Personally, I don’t buy any of that. It seems clear to me that this is an act of deception. Jacob has no idea that she’s done it. But if it’s a good thing, why would she keep it hidden from him? And when Laban catches up to them, Rachel sits on them and refuses to start up, using the classic “year 10 girl in PE” excuse – “I can’t do it sir, I’m on my period”
Note, she still has them. If all she is doing is preventing Laban from recovering them, why does she not just throw them away as she’s journeying through the desert?
Here’s what I think: Rachel loves those idols.
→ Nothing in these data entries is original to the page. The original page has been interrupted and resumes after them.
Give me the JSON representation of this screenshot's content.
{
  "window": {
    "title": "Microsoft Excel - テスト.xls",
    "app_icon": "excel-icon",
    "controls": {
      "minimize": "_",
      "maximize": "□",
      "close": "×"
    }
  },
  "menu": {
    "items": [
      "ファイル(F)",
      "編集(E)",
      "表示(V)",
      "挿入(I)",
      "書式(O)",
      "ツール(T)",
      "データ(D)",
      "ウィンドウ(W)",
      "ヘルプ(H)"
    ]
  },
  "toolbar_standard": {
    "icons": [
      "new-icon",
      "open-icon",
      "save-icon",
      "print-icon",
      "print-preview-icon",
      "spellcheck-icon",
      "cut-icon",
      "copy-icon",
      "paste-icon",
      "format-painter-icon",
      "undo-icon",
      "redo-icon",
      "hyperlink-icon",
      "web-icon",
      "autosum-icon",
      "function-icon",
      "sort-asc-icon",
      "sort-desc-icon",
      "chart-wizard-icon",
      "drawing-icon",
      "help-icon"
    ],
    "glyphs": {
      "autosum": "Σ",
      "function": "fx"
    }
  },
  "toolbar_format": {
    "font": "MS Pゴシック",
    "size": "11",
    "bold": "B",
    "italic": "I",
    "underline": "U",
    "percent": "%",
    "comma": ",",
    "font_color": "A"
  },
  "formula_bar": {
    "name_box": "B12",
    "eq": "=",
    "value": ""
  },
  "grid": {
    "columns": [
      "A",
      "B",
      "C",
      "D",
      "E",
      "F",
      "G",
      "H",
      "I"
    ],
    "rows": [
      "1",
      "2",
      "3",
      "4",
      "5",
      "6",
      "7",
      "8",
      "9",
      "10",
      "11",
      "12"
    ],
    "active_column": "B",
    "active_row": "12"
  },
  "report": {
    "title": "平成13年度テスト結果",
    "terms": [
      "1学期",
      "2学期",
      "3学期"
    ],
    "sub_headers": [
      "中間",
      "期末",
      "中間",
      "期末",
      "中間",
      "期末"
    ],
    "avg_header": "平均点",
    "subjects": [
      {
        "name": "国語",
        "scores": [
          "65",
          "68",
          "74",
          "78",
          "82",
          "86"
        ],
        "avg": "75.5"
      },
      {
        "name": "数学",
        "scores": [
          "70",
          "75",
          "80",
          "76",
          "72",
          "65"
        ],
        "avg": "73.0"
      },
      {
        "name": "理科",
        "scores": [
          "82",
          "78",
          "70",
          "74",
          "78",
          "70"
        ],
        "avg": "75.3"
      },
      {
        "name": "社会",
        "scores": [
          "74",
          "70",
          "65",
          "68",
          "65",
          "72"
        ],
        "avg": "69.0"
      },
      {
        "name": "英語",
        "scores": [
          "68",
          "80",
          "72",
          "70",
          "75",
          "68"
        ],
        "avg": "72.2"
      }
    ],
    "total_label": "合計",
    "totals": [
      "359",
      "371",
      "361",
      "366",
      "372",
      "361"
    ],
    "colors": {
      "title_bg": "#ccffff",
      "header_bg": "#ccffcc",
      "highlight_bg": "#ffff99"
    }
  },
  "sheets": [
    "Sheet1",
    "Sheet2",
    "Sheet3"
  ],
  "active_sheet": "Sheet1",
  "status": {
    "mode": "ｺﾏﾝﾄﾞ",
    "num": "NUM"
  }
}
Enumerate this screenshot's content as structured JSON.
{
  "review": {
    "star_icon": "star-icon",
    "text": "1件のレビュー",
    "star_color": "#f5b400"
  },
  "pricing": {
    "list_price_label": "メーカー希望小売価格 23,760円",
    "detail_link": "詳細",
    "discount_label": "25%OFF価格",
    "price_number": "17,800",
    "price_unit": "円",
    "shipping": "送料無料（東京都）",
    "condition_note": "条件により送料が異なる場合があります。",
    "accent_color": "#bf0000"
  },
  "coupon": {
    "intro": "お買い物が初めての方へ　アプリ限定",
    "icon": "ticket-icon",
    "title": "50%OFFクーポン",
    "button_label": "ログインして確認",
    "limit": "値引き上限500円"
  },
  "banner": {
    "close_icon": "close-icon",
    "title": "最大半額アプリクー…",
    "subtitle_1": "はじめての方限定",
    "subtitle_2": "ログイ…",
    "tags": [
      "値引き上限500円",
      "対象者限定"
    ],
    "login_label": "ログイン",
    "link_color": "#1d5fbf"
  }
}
She believes that they will offer her protection, provide her with security, perhaps even give her the deepest longing of her heart – more children.
And note the absurdity of the situation, because instead of protecting her, these objects, whatever they were, end up needing her protection rather than the other way around.
Stepping forward with God requires us to leave behind our dependence on the things that we love more than God. Sometimes, we love those things so much that we’ll start out on the journey and keep them hidden.
But listen to me, and this is hard, but we need to hear it, eventually, if you do not let them go, they will destroy you.
Jacob, not knowing Rachel has the idols, declares in verse 32;
if you find anyone who has your gods, that person shall not live.
Laban doesn’t find the idols, so Rachel survives. But she doesn’t make it all the way to the land of promise. Because when Jacob finally arrives home to Isaac in chapter 35, he only has one wife. Rachel dies before they get there.
You see, if you aren’t able to leave things behind that you trust more than God, eventually, you are the one that gets left behind.
Now what am I saying there? That, as a Christian, you can do things that cause you to lose your salvation? No.
But here’s the truth. Jesus did not die simply to forgive us. He died to change us. He lives in us by the mighty power of His Spirit to accomplish this in us. And if you are not changing, if you find yourself unwilling to leave behind things that have held your heart for such a long time, maybe it’s evidence that actually you don’t really know Him after all.
To go forward with God, we need to leave things behind. And that’s great news, but it’s also often hard. Hard to say goodbye to the things that we love, even though they enslave us and will lead to our destruction.
One final thought to close.
It’s worth it.
It is tempting, in a message like this to just focus on the stuff we have to let go of. But if you do that, all you end up with is feeling sad about what you’re leaving behind.
Jacob runs from Laban, and Laban comes after him, clearly to harm him and to take them back into slavery. Verse 23 says,
23 Taking his relatives with him, he pursued Jacob for seven days and caught up with him in the hill country of Gilead. 24 Then God came to Laban the Aramean in a dream at night and said to him, “Be careful not to say anything to Jacob, either good or bad.”
God protects Jacob. He prevents Laban from either enticing him, or threatening him, in order to make him return. Laban is powerless. He confronts Jacob, and says,
I have the power to harm you; but last night the God of your father said to me, ‘Be careful not to say anything to Jacob, either good or bad.’
Christ will not let you down. Once you have gone forward with Him, He will prove to you again and again that it is worth it. There will be times when the past confronts you, but as you continue forward with Him you will find that its power over you is diminished, your past loves altered, and your confidence in God’s goodness increased.
God loves you. Jesus Christ died so that you might experience the blessing of life with Him, set free from the power of sin, and . The question is, what do you need to leave behind in order to go forward with Him?